But it is argued that the transaction was not merely the payment of a winding up dividend, but the purchase of the taxpayer's interest in the firm assets, and that as such it was a capital transaction. It is of course possible to measure the purchase price of a partner's interest by his former proportion of future firm profits for a period of years. In Hill v. Commissioner, 38 F.2d 165 (C.C.A.1), such a purchase was treated as a capital transaction, and Bull v. United States, 295 U.S. 247, 254, 55 S.Ct. 695, 697, 79 L.Ed. 1421, approved the decision and repeated the doctrine. However, that is quite a different transaction; the retiring or deceased partner is conceived as having an interest in the firm assets, and the payments are not limited to what he would be entitled to anyway upon an accounting, however they are computed.
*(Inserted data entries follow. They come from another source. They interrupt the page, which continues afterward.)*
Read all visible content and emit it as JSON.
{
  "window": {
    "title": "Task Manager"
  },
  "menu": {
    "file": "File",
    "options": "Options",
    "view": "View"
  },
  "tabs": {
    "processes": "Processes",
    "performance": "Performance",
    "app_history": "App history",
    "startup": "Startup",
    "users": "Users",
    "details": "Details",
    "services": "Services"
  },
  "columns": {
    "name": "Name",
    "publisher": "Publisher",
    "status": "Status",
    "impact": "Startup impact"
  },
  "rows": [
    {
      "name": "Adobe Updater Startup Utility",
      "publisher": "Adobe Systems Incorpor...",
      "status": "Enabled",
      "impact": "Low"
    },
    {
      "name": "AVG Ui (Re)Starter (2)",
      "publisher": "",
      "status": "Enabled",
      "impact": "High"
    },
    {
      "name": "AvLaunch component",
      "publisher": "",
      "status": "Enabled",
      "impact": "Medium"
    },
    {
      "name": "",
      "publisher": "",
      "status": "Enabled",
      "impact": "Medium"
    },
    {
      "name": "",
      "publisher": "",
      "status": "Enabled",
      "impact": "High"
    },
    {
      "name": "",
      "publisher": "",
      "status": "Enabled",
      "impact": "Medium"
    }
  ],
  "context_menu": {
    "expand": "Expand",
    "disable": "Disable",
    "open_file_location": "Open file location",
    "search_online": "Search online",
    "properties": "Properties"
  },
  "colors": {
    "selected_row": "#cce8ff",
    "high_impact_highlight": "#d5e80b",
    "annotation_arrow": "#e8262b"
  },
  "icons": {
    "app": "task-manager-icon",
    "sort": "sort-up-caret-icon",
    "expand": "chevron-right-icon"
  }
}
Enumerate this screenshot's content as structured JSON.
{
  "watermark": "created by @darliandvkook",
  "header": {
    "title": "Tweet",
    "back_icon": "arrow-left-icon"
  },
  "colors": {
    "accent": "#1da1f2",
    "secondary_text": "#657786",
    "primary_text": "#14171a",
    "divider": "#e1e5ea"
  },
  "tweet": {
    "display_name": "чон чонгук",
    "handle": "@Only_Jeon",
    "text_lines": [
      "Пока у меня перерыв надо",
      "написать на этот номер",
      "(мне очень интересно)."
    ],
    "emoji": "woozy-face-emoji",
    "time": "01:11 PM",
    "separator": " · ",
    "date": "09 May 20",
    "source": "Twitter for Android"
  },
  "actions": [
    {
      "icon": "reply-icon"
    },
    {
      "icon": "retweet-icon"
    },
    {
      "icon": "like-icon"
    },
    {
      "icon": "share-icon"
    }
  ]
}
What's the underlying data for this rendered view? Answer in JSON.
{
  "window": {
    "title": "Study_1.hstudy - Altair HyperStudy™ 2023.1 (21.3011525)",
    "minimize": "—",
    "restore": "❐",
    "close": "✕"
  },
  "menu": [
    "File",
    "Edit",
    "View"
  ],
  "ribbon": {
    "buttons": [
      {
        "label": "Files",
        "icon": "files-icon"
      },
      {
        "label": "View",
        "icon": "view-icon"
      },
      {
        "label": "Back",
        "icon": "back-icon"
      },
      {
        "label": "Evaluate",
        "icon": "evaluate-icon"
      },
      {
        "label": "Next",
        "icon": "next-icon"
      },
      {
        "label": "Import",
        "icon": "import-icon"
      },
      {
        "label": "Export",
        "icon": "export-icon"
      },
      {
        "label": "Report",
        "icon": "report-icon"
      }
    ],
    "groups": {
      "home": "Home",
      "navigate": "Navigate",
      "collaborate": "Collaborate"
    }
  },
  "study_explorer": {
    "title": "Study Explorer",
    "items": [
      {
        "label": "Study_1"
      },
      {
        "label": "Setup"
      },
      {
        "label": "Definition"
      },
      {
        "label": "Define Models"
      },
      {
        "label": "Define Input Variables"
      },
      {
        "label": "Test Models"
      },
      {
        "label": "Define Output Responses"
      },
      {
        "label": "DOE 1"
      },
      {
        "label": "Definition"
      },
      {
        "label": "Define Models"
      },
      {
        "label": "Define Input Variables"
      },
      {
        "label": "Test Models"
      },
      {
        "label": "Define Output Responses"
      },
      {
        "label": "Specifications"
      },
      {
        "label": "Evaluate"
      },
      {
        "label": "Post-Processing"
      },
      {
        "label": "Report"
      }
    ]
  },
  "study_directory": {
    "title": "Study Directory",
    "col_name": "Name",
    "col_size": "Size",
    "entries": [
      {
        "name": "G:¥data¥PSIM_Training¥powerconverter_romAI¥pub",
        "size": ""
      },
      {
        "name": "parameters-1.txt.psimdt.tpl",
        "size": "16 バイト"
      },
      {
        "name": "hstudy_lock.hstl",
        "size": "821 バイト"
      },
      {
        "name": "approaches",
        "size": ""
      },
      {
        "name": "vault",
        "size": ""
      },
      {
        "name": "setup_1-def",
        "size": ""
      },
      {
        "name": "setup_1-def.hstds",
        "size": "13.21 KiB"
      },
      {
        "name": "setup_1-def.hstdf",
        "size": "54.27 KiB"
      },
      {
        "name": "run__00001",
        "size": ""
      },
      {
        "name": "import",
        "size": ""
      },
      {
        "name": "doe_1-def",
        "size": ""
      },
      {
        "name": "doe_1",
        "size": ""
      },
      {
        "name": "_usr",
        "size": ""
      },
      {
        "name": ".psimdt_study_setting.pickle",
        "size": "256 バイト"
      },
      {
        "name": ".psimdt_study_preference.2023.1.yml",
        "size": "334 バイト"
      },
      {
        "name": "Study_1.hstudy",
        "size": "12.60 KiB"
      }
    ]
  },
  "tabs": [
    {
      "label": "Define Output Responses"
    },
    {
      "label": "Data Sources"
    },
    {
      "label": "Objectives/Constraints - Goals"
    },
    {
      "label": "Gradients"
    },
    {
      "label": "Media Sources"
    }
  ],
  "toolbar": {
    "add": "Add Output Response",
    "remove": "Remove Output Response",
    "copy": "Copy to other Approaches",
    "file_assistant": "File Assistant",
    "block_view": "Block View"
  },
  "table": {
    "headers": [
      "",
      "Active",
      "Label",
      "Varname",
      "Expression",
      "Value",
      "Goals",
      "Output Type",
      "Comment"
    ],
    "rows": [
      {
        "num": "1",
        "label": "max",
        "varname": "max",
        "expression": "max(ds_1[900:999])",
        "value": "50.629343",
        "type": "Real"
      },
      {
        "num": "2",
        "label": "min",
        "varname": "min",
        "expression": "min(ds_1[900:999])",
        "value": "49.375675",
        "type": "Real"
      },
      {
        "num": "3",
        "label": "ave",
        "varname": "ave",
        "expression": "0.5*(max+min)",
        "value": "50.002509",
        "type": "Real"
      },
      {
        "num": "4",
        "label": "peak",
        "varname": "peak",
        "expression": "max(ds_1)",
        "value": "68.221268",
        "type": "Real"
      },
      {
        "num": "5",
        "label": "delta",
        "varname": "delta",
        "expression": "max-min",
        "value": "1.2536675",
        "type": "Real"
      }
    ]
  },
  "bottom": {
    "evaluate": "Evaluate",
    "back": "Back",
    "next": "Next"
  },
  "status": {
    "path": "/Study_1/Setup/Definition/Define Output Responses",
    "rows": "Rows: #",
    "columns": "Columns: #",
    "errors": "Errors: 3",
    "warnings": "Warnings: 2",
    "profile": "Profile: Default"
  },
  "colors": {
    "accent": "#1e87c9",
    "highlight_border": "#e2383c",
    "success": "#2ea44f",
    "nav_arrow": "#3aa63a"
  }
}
The articles at bar did not so provide; they gave the taxpayer no interest in future earnings as consideration for his surrender. The transaction was not a sale because he got nothing which was not his, and gave up nothing which was. Except for the "purchase" and release, all his collections would have been income; the remaining partners would merely have turned over to him his existing interest in earnings already made. As he kept his books on a cash basis, it is true that he would have been taxed only as he received the accounts in driblets, but he would have been taxed upon them as income. The "purchase" of that future income did not turn it into capital, any more than the discount of a note received in consideration of personal services. The commuted payment merely replaced the future income with cash. Indeed, this very situation was suggested in Bull v. United States, supra, 295 U.S. 247, at pages 256, 257, 55 S.Ct. 695, 698, 79 L.Ed. 1421, and dealt with as we say. Nobody would suggest that the sale of a declared dividend payable in the future turns the cash received into capital.
Order reversed; deficiency reinstated.